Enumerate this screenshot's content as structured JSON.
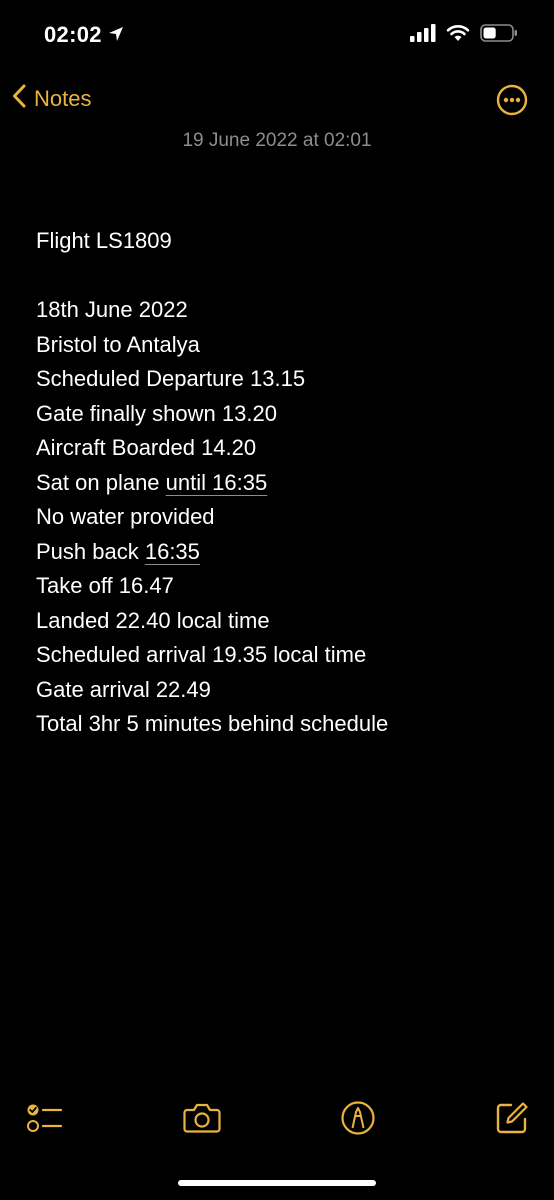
{
  "status_bar": {
    "time": "02:02",
    "location_icon": "location-arrow-icon",
    "signal_icon": "cellular-signal-icon",
    "wifi_icon": "wifi-icon",
    "battery_icon": "battery-icon",
    "battery_level": 0.45
  },
  "nav": {
    "back_label": "Notes",
    "back_icon": "chevron-left-icon",
    "more_icon": "ellipsis-circle-icon"
  },
  "note": {
    "date": "19 June 2022 at 02:01",
    "lines": [
      {
        "text": "Flight LS1809"
      },
      {
        "text": ""
      },
      {
        "text": "18th June 2022"
      },
      {
        "text": "Bristol to Antalya"
      },
      {
        "text": "Scheduled Departure 13.15"
      },
      {
        "text": "Gate finally shown 13.20"
      },
      {
        "text": "Aircraft Boarded 14.20"
      },
      {
        "text": "Sat on plane ",
        "link": "until 16:35"
      },
      {
        "text": "No water provided"
      },
      {
        "text": "Push back ",
        "link": "16:35"
      },
      {
        "text": "Take off 16.47"
      },
      {
        "text": "Landed 22.40 local time"
      },
      {
        "text": "Scheduled arrival 19.35 local time"
      },
      {
        "text": "Gate arrival 22.49"
      },
      {
        "text": "Total 3hr 5 minutes behind schedule"
      }
    ]
  },
  "toolbar": {
    "checklist_icon": "checklist-icon",
    "camera_icon": "camera-icon",
    "markup_icon": "markup-pen-icon",
    "compose_icon": "compose-icon"
  },
  "colors": {
    "accent": "#e9b33d",
    "background": "#000000",
    "secondary_text": "#8d8d92"
  }
}
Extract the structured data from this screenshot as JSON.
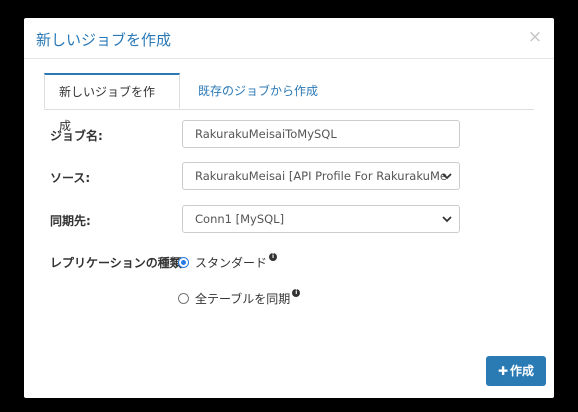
{
  "modal": {
    "title": "新しいジョブを作成",
    "close_label": "×"
  },
  "tabs": [
    {
      "label": "新しいジョブを作成",
      "active": true
    },
    {
      "label": "既存のジョブから作成",
      "active": false
    }
  ],
  "form": {
    "job_name": {
      "label": "ジョブ名:",
      "value": "RakurakuMeisaiToMySQL"
    },
    "source": {
      "label": "ソース:",
      "value": "RakurakuMeisai [API Profile For RakurakuMeis"
    },
    "destination": {
      "label": "同期先:",
      "value": "Conn1 [MySQL]"
    },
    "replication_type": {
      "label": "レプリケーションの種類:",
      "options": [
        {
          "label": "スタンダード",
          "checked": true
        },
        {
          "label": "全テーブルを同期",
          "checked": false
        }
      ]
    }
  },
  "footer": {
    "create_label": "作成",
    "create_icon": "plus-icon"
  },
  "colors": {
    "accent": "#2a79b6",
    "button": "#2a7ab4",
    "radio": "#2a7ae2"
  }
}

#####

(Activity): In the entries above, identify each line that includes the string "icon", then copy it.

(Written answer):
    "location_icon": "location-arrow-icon",
    "signal_icon": "cellular-signal-icon",
    "wifi_icon": "wifi-icon",
    "battery_icon": "battery-icon",
    "back_icon": "chevron-left-icon",
    "more_icon": "ellipsis-circle-icon"
    "checklist_icon": "checklist-icon",
    "camera_icon": "camera-icon",
    "markup_icon": "markup-pen-icon",
    "compose_icon": "compose-icon"
    "create_icon": "plus-icon"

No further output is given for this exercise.